What to Know
- New Jersey's attorney general ordered two county sheriffs Friday to stop providing help to federal immigration authorities
- This is the latest skirmish over a state directive issued last spring that largely barred such cooperation
- The directive bars local law enforcement officers from participating in civil immigration enforcement operations conducted by
New Jersey's attorney general ordered two county sheriffs Friday to stop providing help to federal immigration authorities, in the latest skirmish over a state directive issued last spring that largely barred such cooperation.
The directive bars local law enforcement officers from participating in civil immigration enforcement operations conducted by Immigration and Customs Enforcement agents. It prohibits them from questioning or arresting anyone based solely on suspected immigration status, or asking a person's immigration status unless it's necessary in investigating a serious offense.
The policy drew strong pushback from ICE and from some county law enforcement officials in New Jersey.
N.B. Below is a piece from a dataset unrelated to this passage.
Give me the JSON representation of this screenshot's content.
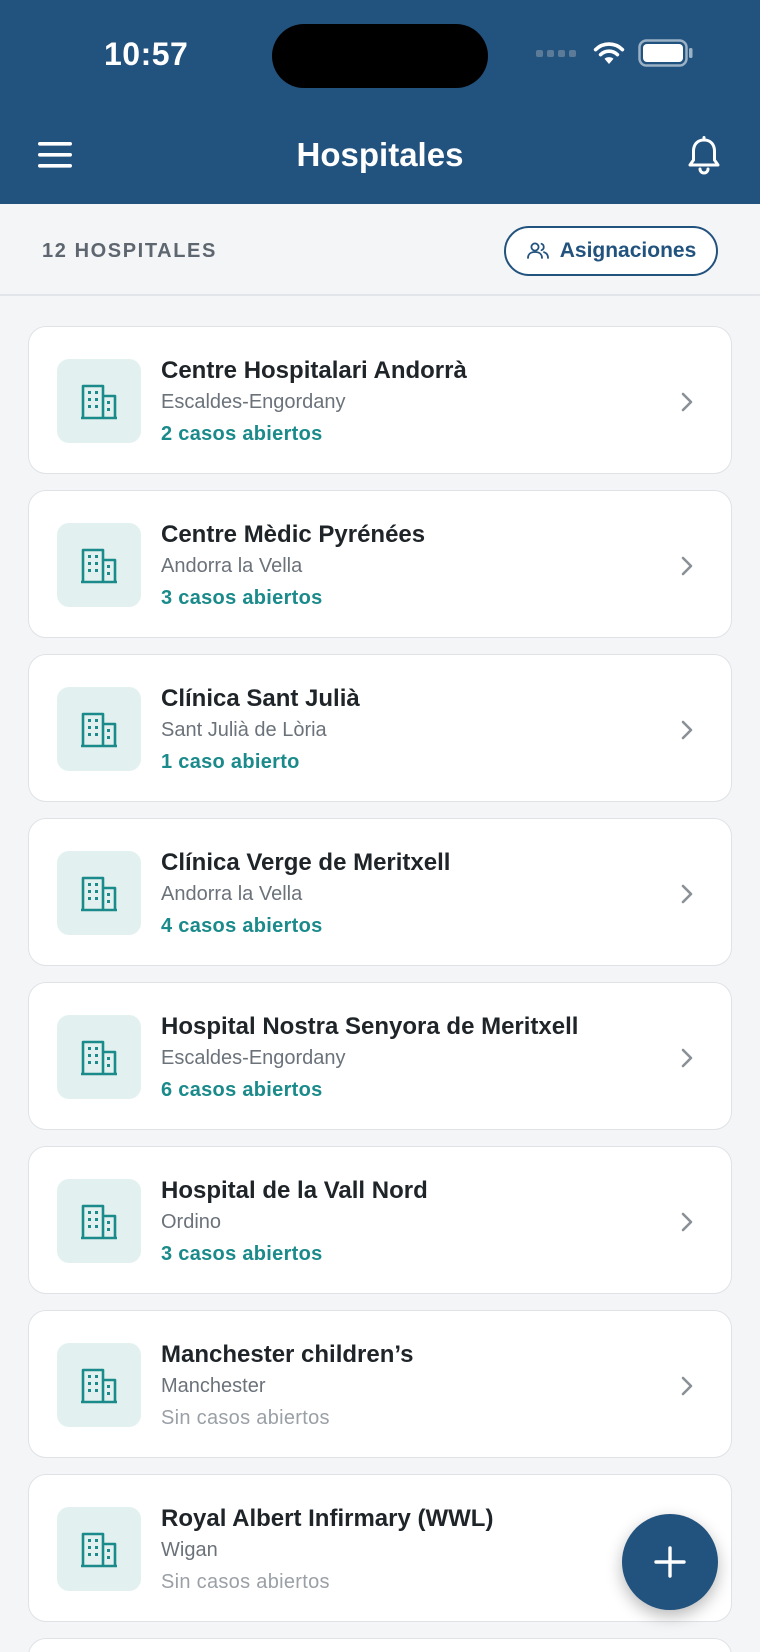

Two of the latter, the sheriffs in Cape May and Monmouth counties, are the only ones currently with agreements with ICE, called 287(g) agreements.
The agreements "undermine public safety" and discourage people from reporting crimes, Attorney General Gurbir Grewal said Friday.
"In an average week in New Jersey, 2,400 people are arrested," he said. "To prosecute those crimes we need victims and witnesses to come forward."
In an emailed statement, Monmouth County Sheriff Shaun Golden called Friday's directive "a disappointing day for law enforcement" and vowed to fight back.
"We shall continue to pursue legal remedies to this directive, which deprives Monmouth County of the ability to identify individuals who have committed crimes and are here illegally," he said.
Critics of the directive have said it makes New Jersey a "sanctuary state" and makes it easier for violent criminals to be released from custody before they can be handed over to immigration authorities. Grewal said Friday the directive already gives local authorities the ability to identify the most dangerous offenders to ICE for detention and possible deportation.
The revised directive issued Friday also adds additional gun offenses and domestic violence offenses to the list of crimes that trigger notification to ICE, Grewal said.
Messages left with ICE and the Cape May County sheriff weren't immediately returned Friday.
Grewal's announcement came a day after Immigration and Customs Enforcement agents arrested more than 50 people in New Jersey in a weeklong action it said was aimed at "public safety threats" who had been released by local authorities.